Superflat nanomagnets show new approach for high-density magnetic data storage
(Nanowerk News) In order to achieve higher storage densities on computer disks, the last decades were dominated by optimization of magnetic materials, i.e. the magnetic particles (grains) were gradually shrunk while, at the same time, the magnetic stability (magnetic anisotropy) was increased. Usually, about 100 to 600 grains form one bit, i.e. the nowadays smallest storage unit. Each grain is about 10 nanometers in size. These grains are arranged next to each other on glass substrates that are plated with cobalt, chrome, and platinum. Both the size and amount of the grains necessary for one bit could not be decreased further without decreasing the signal/noise ratio. Weaker signals could even be accompanied by loss of information. Therefore, new concepts of magnetic storage have to be found.
An originally ordered binary alloy (white and red atoms) is disordered by means of focused ion irradiation (visualized as blue spheres in the 3D sketch). The disordered phase is magnetic and hence produces a magnetic field with north and south pole, similar to a bar magnet.

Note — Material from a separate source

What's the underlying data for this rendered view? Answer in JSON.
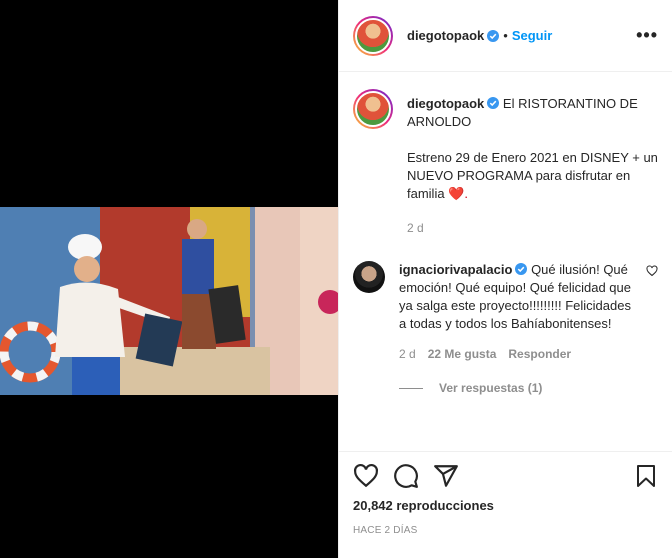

The arrangement of north and south pole is used to store the information.
Physicists from the research centre Forschungszentrum Dresden-Rossendorf / FZD (Germany), the Universidad Autonoma de Barcelona (Spain) and further research institutions were able to generate magnetic areas which promise to overcome the obstacles of today’s data storage technology. Using a highly focused ion beam, i.e. fast charged atoms, they irradiated an iron-aluminum alloy in such a way that only the treated zones became ferromagnetic ("Direct Magnetic Patterning due to the Generation of Ferromagnetism by Selective Ion Irradiation of Paramagnetic FeAl Alloys"). As the ion beam is focused to a size of only a few nanometers and the ion dose is rather low, the created nanozones are extremely flat and significantly less than 100 nanometers in diameter.
The read/write heads of personal computer disks fly above the hard disks at a distance of 20 nanometers. Conventional technologies for structuring material surfaces on the nanoscale result in corrugated surfaces. These technologies are not suitable for hard disks because the generated bumpy nanostructures would interfere with the read/write heads and might finally destroy the disk.
The new superflat nanomagnets, however, fulfill all requirements concerning a new concept for magnetic data storage. In the future, each of these nanomagnets could serve as one bit, provided that they could be produced in parallel on large areas via lithographic techniques, and shrunk in size down to about 30 nanometers. “We are now working on the magnetic stability of our nanomagnets. Its increase would be a further step with respect to future industrial exploitation”, says Dr. Jürgen Fassbender, scientist at FZD.